In utero exposure to the toxic metal cadmium (Cd) alters fetoplacental growth in rodents and has been inversely associated with birth weight and infant size in some birth cohorts. Moreover, studies suggest that Cd may have differential effects on growth and development according to offspring sex. The purpose of the current study was to evaluate changes in male and female fetoplacental development following a single injection of saline (5 ml/kg ip) or cadmium chloride (CdCl2, 2.5, 5 mg/kg, ip) on gestational day (GD) 9. By GD18, no changes in fetal or placental weights were observed after treatment with 2.5 mg/kg CdCl2. By comparison, the weight and length of male fetuses and their placentas were reduced following treatment with 5 mg/kg CdCl2 whereas no change was observed in females. In addition, the area of maternal and fetal blood vessels as well as the expression of the glucose transporters, Glut1 and Glut3, and the endothelial marker, CD34, were reduced in the placentas of CdCl2-treated male offspring compared to females. Interestingly, the placentas of females accumulated 80% more Cd than males after CdCl2 (5 mg/kg) administration. Female placentas also had higher concentrations of zinc and the zinc transporter Znt1 compared to males which may explain the limited changes in fetal growth observed following CdCl2 treatment. Taken together, disruption of vasculature development and reduced expression of glucose transporters in the placenta provide potential mechanisms underlying reduced fetal growth in male offspring despite the greater accumulation of Cd in female placentas.

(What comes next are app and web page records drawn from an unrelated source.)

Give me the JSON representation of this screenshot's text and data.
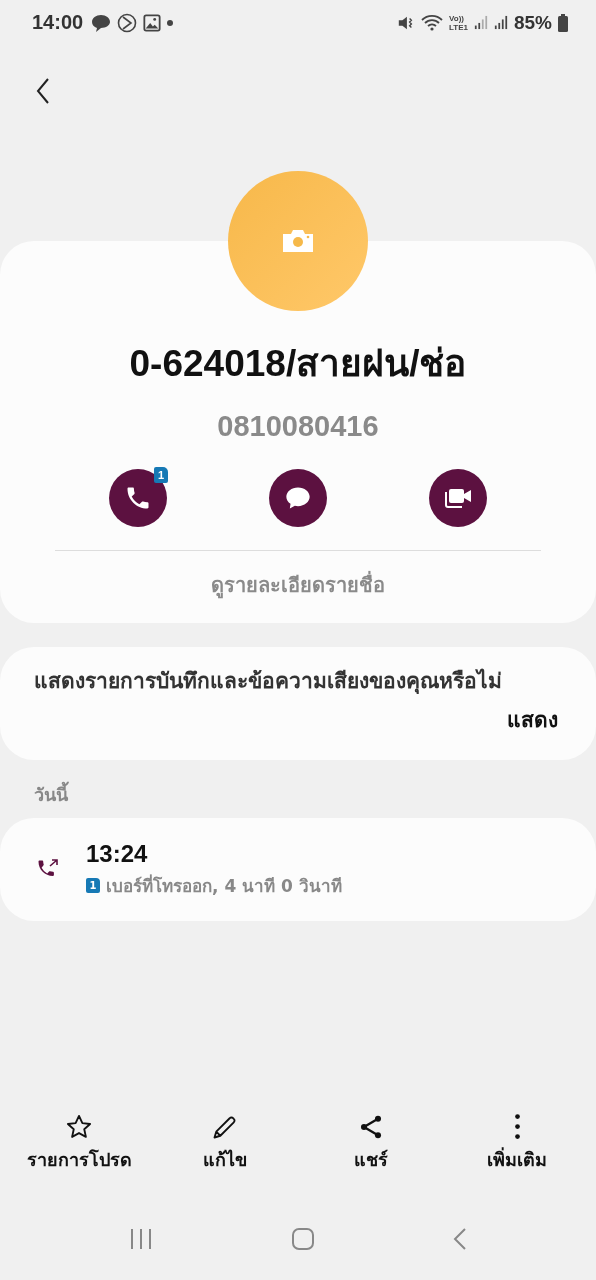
{
  "status_bar": {
    "time": "14:00",
    "network": "Vo))\nLTE1",
    "battery": "85%"
  },
  "contact": {
    "name": "0-624018/สายฝน/ช่อ",
    "number": "0810080416",
    "call_badge": "1",
    "details_link": "ดูรายละเอียดรายชื่อ"
  },
  "recording_prompt": {
    "text": "แสดงรายการบันทึกและข้อความเสียงของคุณหรือไม่",
    "action": "แสดง"
  },
  "history": {
    "section": "วันนี้",
    "calls": [
      {
        "kind": "outgoing",
        "time": "13:24",
        "sim": "1",
        "detail": "เบอร์ที่โทรออก, 4 นาที 0 วินาที"
      }
    ]
  },
  "bottom_actions": [
    {
      "kind": "favorite",
      "label": "รายการโปรด"
    },
    {
      "kind": "edit",
      "label": "แก้ไข"
    },
    {
      "kind": "share",
      "label": "แชร์"
    },
    {
      "kind": "more",
      "label": "เพิ่มเติม"
    }
  ]
}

All Science Journal Classification (ASJC) codes
- Fetal growth restriction
- Fetal sex
- Placental vasculature